** Opening GIVEN DATA block **
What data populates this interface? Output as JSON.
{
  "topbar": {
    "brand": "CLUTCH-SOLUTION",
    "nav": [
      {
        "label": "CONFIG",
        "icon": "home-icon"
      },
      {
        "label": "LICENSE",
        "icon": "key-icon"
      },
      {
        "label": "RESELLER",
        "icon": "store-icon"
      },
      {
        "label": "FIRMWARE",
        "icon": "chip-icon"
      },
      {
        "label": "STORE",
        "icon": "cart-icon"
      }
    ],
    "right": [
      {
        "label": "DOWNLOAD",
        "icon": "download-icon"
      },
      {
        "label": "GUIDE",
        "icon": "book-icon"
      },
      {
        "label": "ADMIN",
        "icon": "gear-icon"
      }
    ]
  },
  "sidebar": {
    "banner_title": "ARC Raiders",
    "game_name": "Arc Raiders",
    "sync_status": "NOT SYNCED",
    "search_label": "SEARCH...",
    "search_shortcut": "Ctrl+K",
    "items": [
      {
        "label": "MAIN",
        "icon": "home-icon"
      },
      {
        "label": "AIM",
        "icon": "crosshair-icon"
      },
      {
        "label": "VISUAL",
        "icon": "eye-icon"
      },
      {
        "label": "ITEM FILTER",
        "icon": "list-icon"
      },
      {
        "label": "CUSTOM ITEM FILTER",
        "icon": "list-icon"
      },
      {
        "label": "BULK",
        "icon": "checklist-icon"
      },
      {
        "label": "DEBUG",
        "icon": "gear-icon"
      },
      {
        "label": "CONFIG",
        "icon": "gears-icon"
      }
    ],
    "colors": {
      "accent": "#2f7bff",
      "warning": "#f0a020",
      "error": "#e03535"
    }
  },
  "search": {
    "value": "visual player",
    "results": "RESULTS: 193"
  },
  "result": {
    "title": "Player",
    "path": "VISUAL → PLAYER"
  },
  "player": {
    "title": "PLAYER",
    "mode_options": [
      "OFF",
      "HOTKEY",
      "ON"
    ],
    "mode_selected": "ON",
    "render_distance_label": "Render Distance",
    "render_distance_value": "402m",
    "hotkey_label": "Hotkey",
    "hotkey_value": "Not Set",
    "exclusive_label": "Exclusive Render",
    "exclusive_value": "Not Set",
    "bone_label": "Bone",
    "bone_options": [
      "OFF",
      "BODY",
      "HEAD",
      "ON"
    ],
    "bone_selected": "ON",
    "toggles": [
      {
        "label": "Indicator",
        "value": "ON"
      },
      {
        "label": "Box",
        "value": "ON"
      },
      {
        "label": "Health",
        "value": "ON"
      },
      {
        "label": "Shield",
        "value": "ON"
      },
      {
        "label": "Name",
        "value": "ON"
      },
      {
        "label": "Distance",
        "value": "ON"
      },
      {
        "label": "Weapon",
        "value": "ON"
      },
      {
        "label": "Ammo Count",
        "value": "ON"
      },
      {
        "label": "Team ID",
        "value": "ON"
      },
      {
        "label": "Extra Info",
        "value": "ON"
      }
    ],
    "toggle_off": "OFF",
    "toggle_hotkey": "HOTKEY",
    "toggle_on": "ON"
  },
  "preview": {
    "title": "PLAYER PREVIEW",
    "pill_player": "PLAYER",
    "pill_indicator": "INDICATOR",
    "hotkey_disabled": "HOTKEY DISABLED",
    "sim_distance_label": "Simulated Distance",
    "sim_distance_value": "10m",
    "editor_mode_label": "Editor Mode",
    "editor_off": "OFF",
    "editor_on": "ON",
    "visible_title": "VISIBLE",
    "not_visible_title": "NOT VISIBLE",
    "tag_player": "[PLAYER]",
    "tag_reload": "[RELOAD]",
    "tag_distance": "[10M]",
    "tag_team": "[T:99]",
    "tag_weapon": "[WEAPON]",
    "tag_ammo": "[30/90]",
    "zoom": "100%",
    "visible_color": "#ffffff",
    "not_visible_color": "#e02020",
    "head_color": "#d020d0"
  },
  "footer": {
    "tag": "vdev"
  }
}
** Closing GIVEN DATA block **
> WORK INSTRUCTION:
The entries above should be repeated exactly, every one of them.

> SOLVED EXERCISE:
What data populates this interface? Output as JSON.
{
  "topbar": {
    "brand": "CLUTCH-SOLUTION",
    "nav": [
      {
        "label": "CONFIG",
        "icon": "home-icon"
      },
      {
        "label": "LICENSE",
        "icon": "key-icon"
      },
      {
        "label": "RESELLER",
        "icon": "store-icon"
      },
      {
        "label": "FIRMWARE",
        "icon": "chip-icon"
      },
      {
        "label": "STORE",
        "icon": "cart-icon"
      }
    ],
    "right": [
      {
        "label": "DOWNLOAD",
        "icon": "download-icon"
      },
      {
        "label": "GUIDE",
        "icon": "book-icon"
      },
      {
        "label": "ADMIN",
        "icon": "gear-icon"
      }
    ]
  },
  "sidebar": {
    "banner_title": "ARC Raiders",
    "game_name": "Arc Raiders",
    "sync_status": "NOT SYNCED",
    "search_label": "SEARCH...",
    "search_shortcut": "Ctrl+K",
    "items": [
      {
        "label": "MAIN",
        "icon": "home-icon"
      },
      {
        "label": "AIM",
        "icon": "crosshair-icon"
      },
      {
        "label": "VISUAL",
        "icon": "eye-icon"
      },
      {
        "label": "ITEM FILTER",
        "icon": "list-icon"
      },
      {
        "label": "CUSTOM ITEM FILTER",
        "icon": "list-icon"
      },
      {
        "label": "BULK",
        "icon": "checklist-icon"
      },
      {
        "label": "DEBUG",
        "icon": "gear-icon"
      },
      {
        "label": "CONFIG",
        "icon": "gears-icon"
      }
    ],
    "colors": {
      "accent": "#2f7bff",
      "warning": "#f0a020",
      "error": "#e03535"
    }
  },
  "search": {
    "value": "visual player",
    "results": "RESULTS: 193"
  },
  "result": {
    "title": "Player",
    "path": "VISUAL → PLAYER"
  },
  "player": {
    "title": "PLAYER",
    "mode_options": [
      "OFF",
      "HOTKEY",
      "ON"
    ],
    "mode_selected": "ON",
    "render_distance_label": "Render Distance",
    "render_distance_value": "402m",
    "hotkey_label": "Hotkey",
    "hotkey_value": "Not Set",
    "exclusive_label": "Exclusive Render",
    "exclusive_value": "Not Set",
    "bone_label": "Bone",
    "bone_options": [
      "OFF",
      "BODY",
      "HEAD",
      "ON"
    ],
    "bone_selected": "ON",
    "toggles": [
      {
        "label": "Indicator",
        "value": "ON"
      },
      {
        "label": "Box",
        "value": "ON"
      },
      {
        "label": "Health",
        "value": "ON"
      },
      {
        "label": "Shield",
        "value": "ON"
      },
      {
        "label": "Name",
        "value": "ON"
      },
      {
        "label": "Distance",
        "value": "ON"
      },
      {
        "label": "Weapon",
        "value": "ON"
      },
      {
        "label": "Ammo Count",
        "value": "ON"
      },
      {
        "label": "Team ID",
        "value": "ON"
      },
      {
        "label": "Extra Info",
        "value": "ON"
      }
    ],
    "toggle_off": "OFF",
    "toggle_hotkey": "HOTKEY",
    "toggle_on": "ON"
  },
  "preview": {
    "title": "PLAYER PREVIEW",
    "pill_player": "PLAYER",
    "pill_indicator": "INDICATOR",
    "hotkey_disabled": "HOTKEY DISABLED",
    "sim_distance_label": "Simulated Distance",
    "sim_distance_value": "10m",
    "editor_mode_label": "Editor Mode",
    "editor_off": "OFF",
    "editor_on": "ON",
    "visible_title": "VISIBLE",
    "not_visible_title": "NOT VISIBLE",
    "tag_player": "[PLAYER]",
    "tag_reload": "[RELOAD]",
    "tag_distance": "[10M]",
    "tag_team": "[T:99]",
    "tag_weapon": "[WEAPON]",
    "tag_ammo": "[30/90]",
    "zoom": "100%",
    "visible_color": "#ffffff",
    "not_visible_color": "#e02020",
    "head_color": "#d020d0"
  },
  "footer": {
    "tag": "vdev"
  }
}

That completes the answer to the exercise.